After leaving Central America, we flew to San Juan and spent a couple of days in Puerto Rico. It was a little strange at first. It was a comforting and appropriate transition in that it was nice to be back in the United States (or territory of) again, but also where Spanish continued to be spoken everywhere. We were lucky enough to stay as couchsurfers with our very cool host in San Juan. His apartment was surrounded by similar high rise condos, and just a few blocks from the beach, museums, restaurants, and stores so we got to do a little exploring.
The day before we left, we were able to get reservations to go on a kayak tour of Fajardo Bay, a bio-luminescent bay in Puerto Rico. A friend had recommended we check it out if we had a chance, and it was worth it. We were instructed to meet our tour guide and fellow kayakers at the Ritz Carlton Hotel at sunset. Jeff and I decided that we might as well make the most of it and went several hours early.
We took a cab and walked straight through the lobby to the pool area. Coming from the type of environments that we have become accustomed to, the Ritz Carlton was like an oasis, a beacon of luxury. Since we were already in our swimming suits (in preparation for the tour), we blended in as best we could. Jeff brazenly grabbed a towel and an ice water infused with orange, and we did our best to walk nonchalantly toward some empty chairs. We set up shop and lay out by the pool for the rest of the afternoon until it was time to leave for our tour.

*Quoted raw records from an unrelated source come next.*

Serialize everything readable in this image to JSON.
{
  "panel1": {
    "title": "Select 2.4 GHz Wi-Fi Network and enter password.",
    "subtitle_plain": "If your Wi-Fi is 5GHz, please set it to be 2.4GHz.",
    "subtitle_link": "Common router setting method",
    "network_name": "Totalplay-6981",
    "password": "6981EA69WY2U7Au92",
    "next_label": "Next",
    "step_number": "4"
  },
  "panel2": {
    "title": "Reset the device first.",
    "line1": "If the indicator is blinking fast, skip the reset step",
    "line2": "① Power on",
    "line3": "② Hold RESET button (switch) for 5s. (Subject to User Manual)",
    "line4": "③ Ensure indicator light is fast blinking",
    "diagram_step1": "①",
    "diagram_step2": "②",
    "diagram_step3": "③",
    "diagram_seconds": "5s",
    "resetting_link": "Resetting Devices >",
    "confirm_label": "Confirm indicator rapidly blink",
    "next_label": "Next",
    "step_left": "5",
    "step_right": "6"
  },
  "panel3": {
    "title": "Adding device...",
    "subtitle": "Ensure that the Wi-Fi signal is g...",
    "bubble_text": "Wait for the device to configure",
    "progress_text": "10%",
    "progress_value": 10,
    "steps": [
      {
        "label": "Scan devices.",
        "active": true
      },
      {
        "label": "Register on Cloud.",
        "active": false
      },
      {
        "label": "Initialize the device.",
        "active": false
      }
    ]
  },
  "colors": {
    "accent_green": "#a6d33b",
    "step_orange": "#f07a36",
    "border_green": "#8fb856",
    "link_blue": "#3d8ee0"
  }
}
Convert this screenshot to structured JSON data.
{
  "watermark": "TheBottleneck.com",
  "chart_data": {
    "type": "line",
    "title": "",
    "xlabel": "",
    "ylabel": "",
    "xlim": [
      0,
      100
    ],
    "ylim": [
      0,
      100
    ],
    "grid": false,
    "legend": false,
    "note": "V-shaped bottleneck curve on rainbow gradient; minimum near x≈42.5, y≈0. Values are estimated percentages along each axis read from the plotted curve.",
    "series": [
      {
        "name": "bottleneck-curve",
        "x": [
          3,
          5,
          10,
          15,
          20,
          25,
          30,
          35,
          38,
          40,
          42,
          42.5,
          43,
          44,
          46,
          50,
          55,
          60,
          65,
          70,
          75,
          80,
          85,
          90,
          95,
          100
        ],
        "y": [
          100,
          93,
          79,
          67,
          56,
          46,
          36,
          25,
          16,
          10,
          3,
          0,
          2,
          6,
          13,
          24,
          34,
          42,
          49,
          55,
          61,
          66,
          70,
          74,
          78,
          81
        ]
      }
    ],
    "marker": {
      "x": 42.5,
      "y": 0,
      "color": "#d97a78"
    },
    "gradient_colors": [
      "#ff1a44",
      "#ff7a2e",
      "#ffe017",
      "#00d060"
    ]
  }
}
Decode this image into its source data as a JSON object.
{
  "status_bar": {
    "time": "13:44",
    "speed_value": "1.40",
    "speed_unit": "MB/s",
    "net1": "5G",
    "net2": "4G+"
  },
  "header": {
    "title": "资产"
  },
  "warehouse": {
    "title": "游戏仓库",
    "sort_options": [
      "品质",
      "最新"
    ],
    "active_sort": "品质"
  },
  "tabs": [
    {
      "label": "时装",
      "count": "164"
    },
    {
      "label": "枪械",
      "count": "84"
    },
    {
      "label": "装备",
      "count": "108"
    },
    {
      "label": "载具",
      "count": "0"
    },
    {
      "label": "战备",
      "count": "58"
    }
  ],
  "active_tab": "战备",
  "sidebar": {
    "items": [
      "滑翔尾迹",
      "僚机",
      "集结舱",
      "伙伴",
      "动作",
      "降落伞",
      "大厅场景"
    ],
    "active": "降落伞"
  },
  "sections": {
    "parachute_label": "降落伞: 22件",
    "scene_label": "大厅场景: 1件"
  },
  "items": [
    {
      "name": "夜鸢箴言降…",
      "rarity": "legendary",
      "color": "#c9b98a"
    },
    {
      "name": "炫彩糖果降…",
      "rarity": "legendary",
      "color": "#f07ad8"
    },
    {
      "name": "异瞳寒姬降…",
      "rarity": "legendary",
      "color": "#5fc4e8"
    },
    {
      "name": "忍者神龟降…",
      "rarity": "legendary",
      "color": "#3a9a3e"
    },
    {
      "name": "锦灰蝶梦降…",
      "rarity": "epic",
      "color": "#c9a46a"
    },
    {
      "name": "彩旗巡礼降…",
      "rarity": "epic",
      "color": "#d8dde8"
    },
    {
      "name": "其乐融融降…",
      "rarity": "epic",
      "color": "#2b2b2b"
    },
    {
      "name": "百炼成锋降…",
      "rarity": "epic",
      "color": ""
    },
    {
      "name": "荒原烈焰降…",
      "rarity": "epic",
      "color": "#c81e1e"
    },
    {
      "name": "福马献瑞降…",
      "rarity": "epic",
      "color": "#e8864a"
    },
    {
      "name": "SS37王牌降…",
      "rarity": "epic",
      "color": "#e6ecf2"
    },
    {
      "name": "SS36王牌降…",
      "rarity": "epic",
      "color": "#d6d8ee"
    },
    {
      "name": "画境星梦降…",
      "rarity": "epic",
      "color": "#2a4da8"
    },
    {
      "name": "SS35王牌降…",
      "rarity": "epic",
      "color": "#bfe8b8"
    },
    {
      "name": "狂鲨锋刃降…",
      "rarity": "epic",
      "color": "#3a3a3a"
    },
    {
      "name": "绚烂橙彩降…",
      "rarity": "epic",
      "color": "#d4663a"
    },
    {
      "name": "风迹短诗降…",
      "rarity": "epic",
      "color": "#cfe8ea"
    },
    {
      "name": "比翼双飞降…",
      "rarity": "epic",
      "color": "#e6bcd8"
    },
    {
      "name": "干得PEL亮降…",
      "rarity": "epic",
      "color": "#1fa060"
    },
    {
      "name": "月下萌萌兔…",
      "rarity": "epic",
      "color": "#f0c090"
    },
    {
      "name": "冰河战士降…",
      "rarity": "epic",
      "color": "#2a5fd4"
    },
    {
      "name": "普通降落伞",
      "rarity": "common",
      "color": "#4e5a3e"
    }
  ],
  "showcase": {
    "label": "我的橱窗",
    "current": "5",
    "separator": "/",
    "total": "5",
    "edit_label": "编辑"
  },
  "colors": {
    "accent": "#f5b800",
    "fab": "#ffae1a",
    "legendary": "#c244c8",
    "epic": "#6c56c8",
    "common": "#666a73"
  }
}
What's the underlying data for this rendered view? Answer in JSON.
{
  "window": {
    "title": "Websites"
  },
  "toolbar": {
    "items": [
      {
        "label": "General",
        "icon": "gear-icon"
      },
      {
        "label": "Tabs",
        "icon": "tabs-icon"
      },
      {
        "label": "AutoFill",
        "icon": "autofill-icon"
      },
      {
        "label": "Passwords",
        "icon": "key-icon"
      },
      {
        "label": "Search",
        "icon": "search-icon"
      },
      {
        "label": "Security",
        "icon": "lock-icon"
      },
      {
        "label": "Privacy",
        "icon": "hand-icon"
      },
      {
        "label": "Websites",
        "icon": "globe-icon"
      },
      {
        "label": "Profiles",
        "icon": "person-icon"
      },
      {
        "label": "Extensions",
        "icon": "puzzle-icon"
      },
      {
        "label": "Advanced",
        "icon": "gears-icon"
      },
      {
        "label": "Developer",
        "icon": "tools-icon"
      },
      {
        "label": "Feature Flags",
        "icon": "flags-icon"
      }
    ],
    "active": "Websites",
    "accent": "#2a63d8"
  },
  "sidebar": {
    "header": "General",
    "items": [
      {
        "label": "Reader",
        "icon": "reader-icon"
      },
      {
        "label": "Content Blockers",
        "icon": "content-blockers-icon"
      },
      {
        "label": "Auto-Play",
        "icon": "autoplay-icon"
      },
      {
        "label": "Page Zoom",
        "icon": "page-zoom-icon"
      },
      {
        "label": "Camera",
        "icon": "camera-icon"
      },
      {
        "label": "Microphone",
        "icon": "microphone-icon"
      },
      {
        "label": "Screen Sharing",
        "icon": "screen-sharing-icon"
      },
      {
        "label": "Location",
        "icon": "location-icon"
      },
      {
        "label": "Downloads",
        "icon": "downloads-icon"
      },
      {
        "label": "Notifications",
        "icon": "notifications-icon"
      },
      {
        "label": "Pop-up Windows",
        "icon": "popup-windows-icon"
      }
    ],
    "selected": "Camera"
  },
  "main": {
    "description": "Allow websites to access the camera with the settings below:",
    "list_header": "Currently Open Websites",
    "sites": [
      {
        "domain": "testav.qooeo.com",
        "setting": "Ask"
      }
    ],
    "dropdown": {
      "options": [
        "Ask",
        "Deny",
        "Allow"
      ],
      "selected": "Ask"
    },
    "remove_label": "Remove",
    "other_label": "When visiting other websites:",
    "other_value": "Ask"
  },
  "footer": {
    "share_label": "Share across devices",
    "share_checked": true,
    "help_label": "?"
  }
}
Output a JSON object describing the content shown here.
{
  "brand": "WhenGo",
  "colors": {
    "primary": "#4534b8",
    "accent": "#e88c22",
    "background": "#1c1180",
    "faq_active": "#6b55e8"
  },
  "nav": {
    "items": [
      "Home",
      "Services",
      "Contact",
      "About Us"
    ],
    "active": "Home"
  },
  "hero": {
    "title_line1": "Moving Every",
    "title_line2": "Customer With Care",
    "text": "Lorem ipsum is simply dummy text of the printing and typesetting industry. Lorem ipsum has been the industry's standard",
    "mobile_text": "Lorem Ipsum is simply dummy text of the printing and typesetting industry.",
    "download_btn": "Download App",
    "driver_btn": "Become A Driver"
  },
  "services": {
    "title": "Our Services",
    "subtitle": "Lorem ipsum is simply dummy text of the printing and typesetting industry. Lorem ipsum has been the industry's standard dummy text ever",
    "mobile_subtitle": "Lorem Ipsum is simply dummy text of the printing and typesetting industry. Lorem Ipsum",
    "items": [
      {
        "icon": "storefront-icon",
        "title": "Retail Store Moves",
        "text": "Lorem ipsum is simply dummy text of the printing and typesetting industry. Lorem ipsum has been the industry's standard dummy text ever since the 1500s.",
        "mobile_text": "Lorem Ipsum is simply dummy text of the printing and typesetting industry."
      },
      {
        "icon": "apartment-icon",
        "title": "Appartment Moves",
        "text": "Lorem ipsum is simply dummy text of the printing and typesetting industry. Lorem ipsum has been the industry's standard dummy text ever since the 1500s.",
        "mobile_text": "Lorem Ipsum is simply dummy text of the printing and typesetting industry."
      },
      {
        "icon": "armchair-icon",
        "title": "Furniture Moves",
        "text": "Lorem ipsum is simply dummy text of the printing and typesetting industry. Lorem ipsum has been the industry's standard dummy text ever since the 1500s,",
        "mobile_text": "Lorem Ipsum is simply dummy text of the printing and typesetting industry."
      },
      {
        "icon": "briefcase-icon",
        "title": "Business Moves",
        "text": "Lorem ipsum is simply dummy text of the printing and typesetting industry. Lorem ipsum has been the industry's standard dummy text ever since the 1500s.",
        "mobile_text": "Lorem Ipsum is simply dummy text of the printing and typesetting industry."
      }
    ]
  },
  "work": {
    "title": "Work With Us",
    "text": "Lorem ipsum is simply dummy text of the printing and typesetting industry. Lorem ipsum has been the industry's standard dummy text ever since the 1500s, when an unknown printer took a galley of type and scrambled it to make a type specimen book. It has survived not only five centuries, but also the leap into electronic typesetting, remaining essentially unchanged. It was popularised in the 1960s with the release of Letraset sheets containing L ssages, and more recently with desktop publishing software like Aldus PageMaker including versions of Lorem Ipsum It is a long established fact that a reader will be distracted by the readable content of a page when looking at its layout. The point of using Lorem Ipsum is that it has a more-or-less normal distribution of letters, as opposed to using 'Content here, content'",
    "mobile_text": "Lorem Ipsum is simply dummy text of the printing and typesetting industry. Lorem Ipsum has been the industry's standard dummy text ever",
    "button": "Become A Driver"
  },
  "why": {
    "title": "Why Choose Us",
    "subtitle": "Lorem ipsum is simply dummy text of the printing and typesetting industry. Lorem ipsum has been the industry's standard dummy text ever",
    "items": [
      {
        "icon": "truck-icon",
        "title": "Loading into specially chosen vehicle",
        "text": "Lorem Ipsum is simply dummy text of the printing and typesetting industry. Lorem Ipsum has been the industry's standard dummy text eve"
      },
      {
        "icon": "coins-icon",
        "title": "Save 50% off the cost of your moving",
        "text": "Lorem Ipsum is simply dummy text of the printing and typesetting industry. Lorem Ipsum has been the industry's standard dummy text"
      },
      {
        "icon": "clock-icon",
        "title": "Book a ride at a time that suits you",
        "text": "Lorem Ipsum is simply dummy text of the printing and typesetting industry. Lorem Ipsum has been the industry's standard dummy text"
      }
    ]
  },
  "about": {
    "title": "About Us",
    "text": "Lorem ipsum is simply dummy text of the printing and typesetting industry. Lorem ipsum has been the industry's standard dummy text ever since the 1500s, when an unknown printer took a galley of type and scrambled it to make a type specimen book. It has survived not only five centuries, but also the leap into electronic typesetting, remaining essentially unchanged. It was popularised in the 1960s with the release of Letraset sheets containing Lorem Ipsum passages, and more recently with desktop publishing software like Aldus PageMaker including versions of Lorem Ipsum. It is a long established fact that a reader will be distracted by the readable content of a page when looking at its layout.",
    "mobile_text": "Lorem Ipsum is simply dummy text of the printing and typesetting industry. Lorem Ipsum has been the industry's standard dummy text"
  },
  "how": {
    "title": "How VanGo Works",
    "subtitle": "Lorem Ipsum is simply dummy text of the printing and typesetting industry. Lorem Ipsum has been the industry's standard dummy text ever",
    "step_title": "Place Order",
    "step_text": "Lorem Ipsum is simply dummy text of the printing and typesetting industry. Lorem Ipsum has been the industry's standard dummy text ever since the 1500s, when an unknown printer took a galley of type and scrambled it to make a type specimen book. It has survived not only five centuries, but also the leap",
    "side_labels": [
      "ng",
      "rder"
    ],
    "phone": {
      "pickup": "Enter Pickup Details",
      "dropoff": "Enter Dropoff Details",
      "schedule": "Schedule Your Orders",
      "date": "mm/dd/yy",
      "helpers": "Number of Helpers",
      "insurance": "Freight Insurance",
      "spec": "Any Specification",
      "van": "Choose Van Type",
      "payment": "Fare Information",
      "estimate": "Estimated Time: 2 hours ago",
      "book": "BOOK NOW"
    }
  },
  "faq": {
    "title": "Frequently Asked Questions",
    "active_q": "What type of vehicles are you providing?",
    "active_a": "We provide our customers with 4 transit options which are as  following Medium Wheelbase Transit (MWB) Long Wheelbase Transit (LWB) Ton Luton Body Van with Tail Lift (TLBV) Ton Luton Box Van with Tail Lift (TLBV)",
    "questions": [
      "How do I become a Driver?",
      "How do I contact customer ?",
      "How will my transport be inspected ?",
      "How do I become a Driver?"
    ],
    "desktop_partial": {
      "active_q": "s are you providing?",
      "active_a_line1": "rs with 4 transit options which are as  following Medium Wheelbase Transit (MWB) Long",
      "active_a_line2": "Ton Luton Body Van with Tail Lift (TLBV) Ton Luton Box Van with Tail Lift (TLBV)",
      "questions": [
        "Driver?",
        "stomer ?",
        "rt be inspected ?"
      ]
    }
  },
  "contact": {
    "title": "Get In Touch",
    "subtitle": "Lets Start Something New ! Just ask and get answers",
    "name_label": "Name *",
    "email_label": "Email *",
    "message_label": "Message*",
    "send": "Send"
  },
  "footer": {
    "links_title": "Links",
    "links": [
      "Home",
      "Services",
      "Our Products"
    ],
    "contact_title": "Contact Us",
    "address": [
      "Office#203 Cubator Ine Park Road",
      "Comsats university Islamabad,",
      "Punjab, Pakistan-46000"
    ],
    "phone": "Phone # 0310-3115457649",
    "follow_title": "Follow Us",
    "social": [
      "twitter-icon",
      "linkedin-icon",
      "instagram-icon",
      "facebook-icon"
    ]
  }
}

A bioluminescent bay is exactly what it sounds like—a bay that glows in the dark naturally. This phenomenon occurs due to the microorganisms in the water. With movement or upon being touched, the water lights up, becoming a neon blue-white. This only occurs in two places in the world. I wish we could have taken pictures because it was an unbelievable experience, one that I can not do justice to with my writing. The sight of the water illuminating in the dark was awesome. Fish jumped out of the water, creating shooting comets. With each stroke of our oars a bright fluorescent light would shine for as long as the movement continued simultaneously highlighting both our path and showing us where we had just come from. I scooped up handfuls of water and watched as a tail of electric blue followed and I tossed brilliant blue droplets back into the bay.
I feel justified in blaming our kayaking abilities (or lack thereof) on the fact that we were so in awe of the bioluminescence all around us. We ran into some communication difficulties, leading our kayak in a zigzag, running into trees and the riverbank, and eventually needing to be towed out by one of the guides. Just as we began to get the hang of things and build confidence in our ability to maneuver our kayak, the tour came to an end. By then, our clothes were wet, we smelled like lagoon water, and my arms felt like they were about to fall off. Still, the experience itself was well worth it.